We conducted a retrospective analysis of 145 consecutive rheumatoid arthritis patients routinely assessed by sonography of wrists, metacarpophalangeal joints, and proximal interphalangeal joints, including semiquantitative scoring of synovial hypertrophy/effusion (SH/E) and power Doppler (PD) signals. Global ultrasound (GU) scores were calculated adding SH/E and PD results. EORA was defined by disease onset at age ≥60 years. Number of tender joints and swollen joints, global assessment of disease activity by physician or patient, Disease Activity Score in 28 joints (DAS28), Clinical Disease Activity Index (CDAI), and Simplified Disease Activity Index (SDAI) scores were recorded. Respective values for disease activity were accounted for in group comparisons using SPSS statistical software (version 18.0).

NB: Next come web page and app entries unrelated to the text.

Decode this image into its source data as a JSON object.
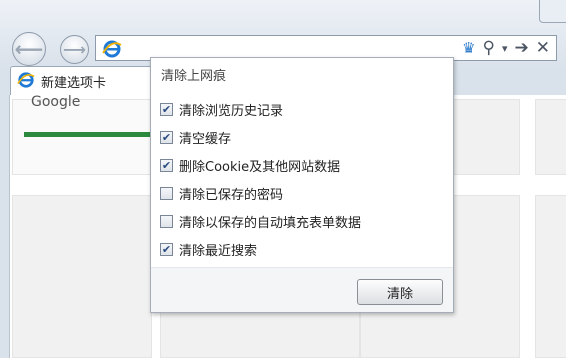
{
  "browser": {
    "tab_label": "新建选项卡",
    "tile_text": "Google",
    "icons": [
      "back-arrow-icon",
      "forward-arrow-icon",
      "ie-logo-icon",
      "broom-icon",
      "search-icon",
      "dropdown-icon",
      "go-arrow-icon",
      "close-icon"
    ]
  },
  "dialog": {
    "title": "清除上网痕",
    "options": [
      {
        "label": "清除浏览历史记录",
        "checked": true
      },
      {
        "label": "清空缓存",
        "checked": true
      },
      {
        "label": "删除Cookie及其他网站数据",
        "checked": true
      },
      {
        "label": "清除已保存的密码",
        "checked": false
      },
      {
        "label": "清除以保存的自动填充表单数据",
        "checked": false
      },
      {
        "label": "清除最近搜索",
        "checked": true
      }
    ],
    "clear_button": "清除"
  }
}
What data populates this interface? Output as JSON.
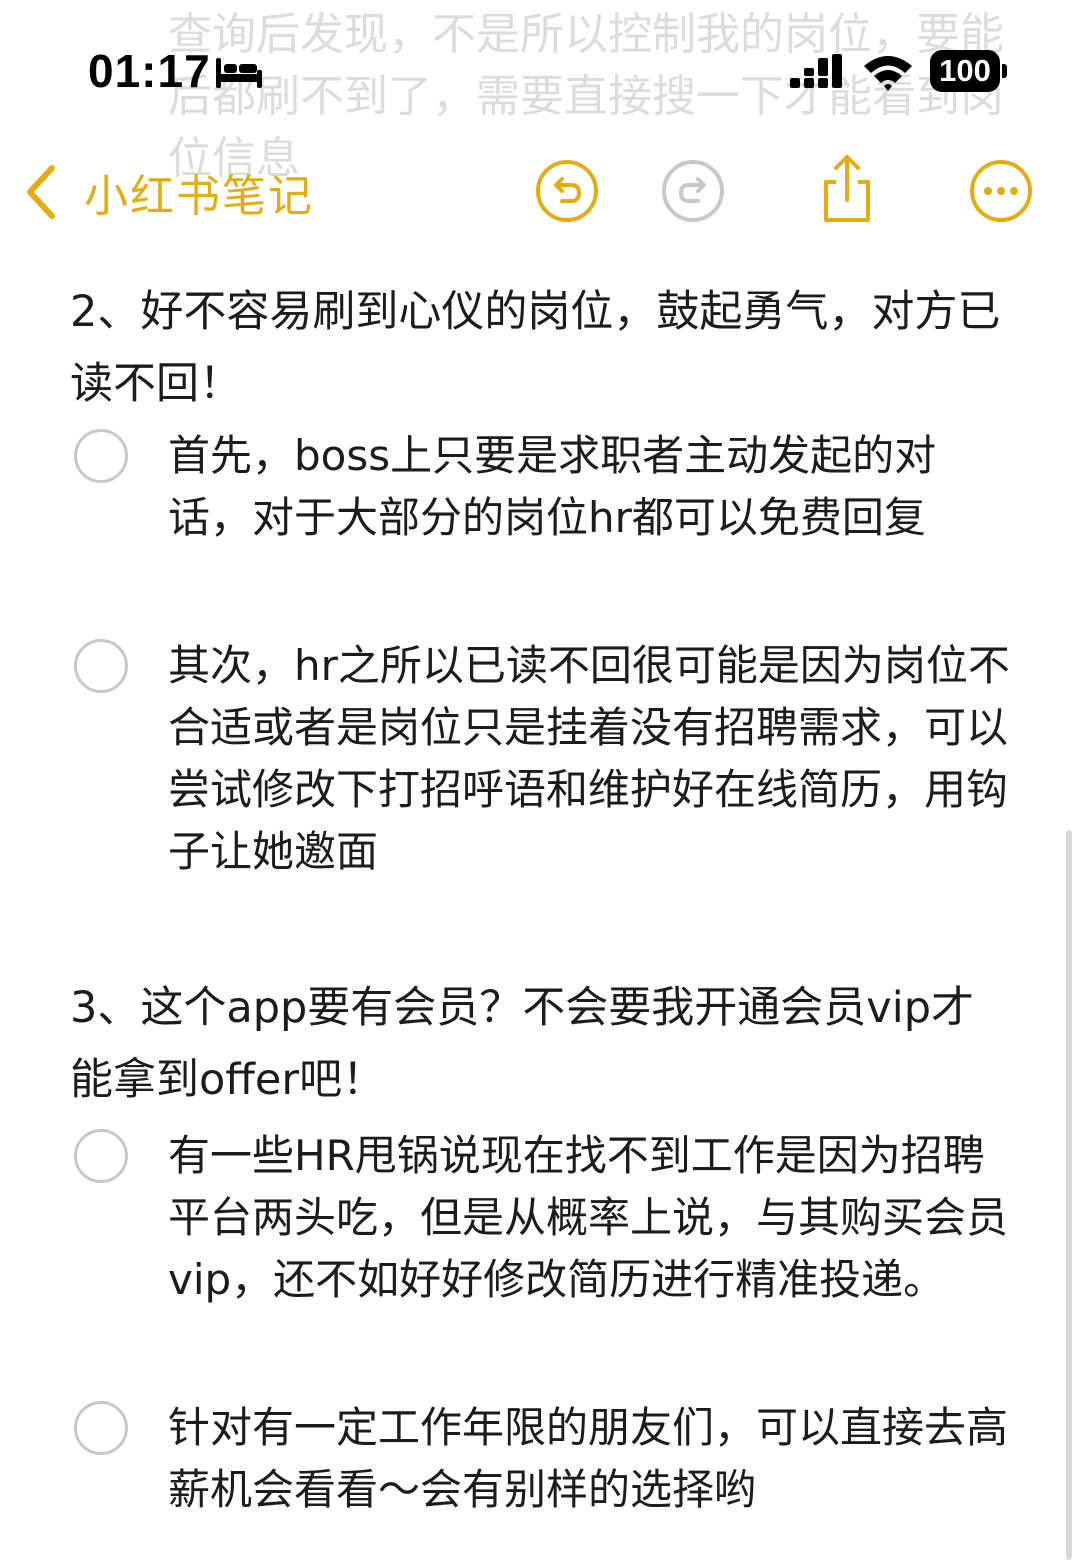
{
  "ghost_text": "查询后发现，不是所以控制我的岗位，要能后都刷不到了，需要直接搜一下才能看到岗位信息",
  "status_bar": {
    "time": "01:17",
    "battery": "100"
  },
  "nav": {
    "back_label": "小红书笔记"
  },
  "colors": {
    "accent": "#e3ac13",
    "checkbox_border": "#c8c8cc",
    "text": "#1c1c1e"
  },
  "sections": [
    {
      "heading": "2、好不容易刷到心仪的岗位，鼓起勇气，对方已读不回！",
      "items": [
        {
          "text": "首先，boss上只要是求职者主动发起的对话，对于大部分的岗位hr都可以免费回复",
          "checked": false
        },
        {
          "text": "其次，hr之所以已读不回很可能是因为岗位不合适或者是岗位只是挂着没有招聘需求，可以尝试修改下打招呼语和维护好在线简历，用钩子让她邀面",
          "checked": false
        }
      ]
    },
    {
      "heading": "3、这个app要有会员？不会要我开通会员vip才能拿到offer吧！",
      "items": [
        {
          "text": "有一些HR甩锅说现在找不到工作是因为招聘平台两头吃，但是从概率上说，与其购买会员vip，还不如好好修改简历进行精准投递。",
          "checked": false
        },
        {
          "text": "针对有一定工作年限的朋友们，可以直接去高薪机会看看～会有别样的选择哟",
          "checked": false
        }
      ]
    }
  ]
}
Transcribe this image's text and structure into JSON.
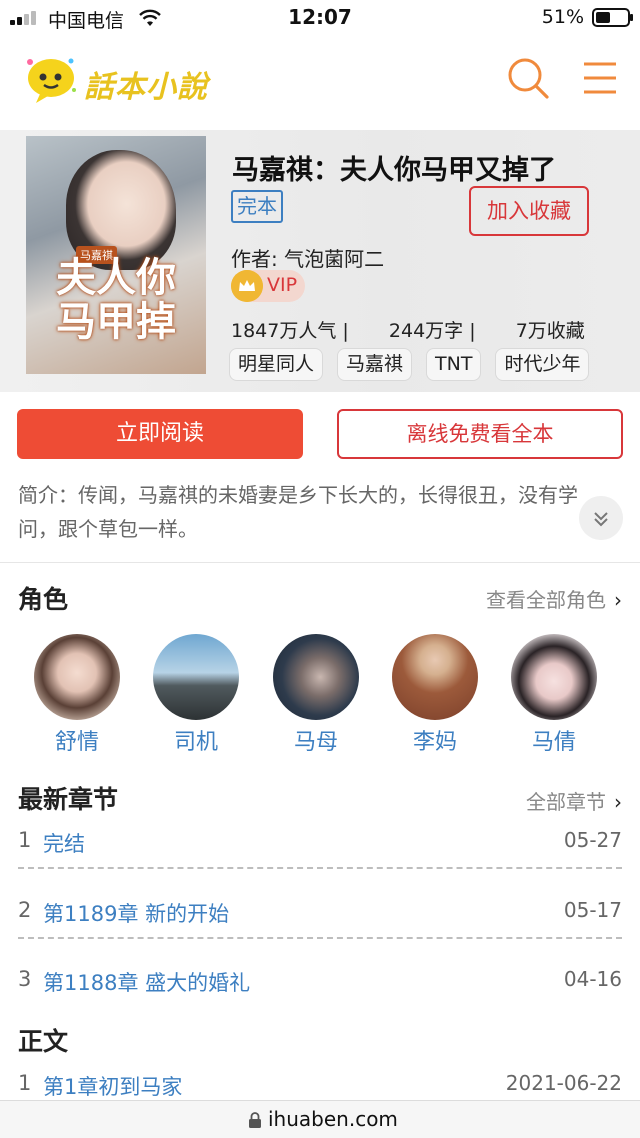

Seventy patients were diagnosed with EORA (mean ± SD age 71.0 ± 7.3 years, 81.4% women) and 75 patients with YORA (mean ± SD age 46.8 ± 10.2 years, 86.7% women). EORA patients had higher GU scores (median 18.5 [interquartile range (IQR) 17.0] versus 12.0 [IQR 15.0], P = 0.009) and SH/E scores (median 12.0 [IQR 10.0] versus median 9.0 [IQR 9.0], P = 0.004) than patients with YORA. Patients with EORA were more likely to show PD signals in at least 1 joint than YORA patients (85% versus 72%; odds ratio 3.9 [95% confidence interval 1.3–11.5], P = 0.015). DAS28, CDAI, and SDAI scores did not differ between the groups. The sonographic pattern of joint involvement was similar in both groups, with active inflammation most commonly presenting at the wrists.
Ultrasound examination indicated higher inflammatory burden in EORA patients than in YORA patients despite similar clinical disease activity.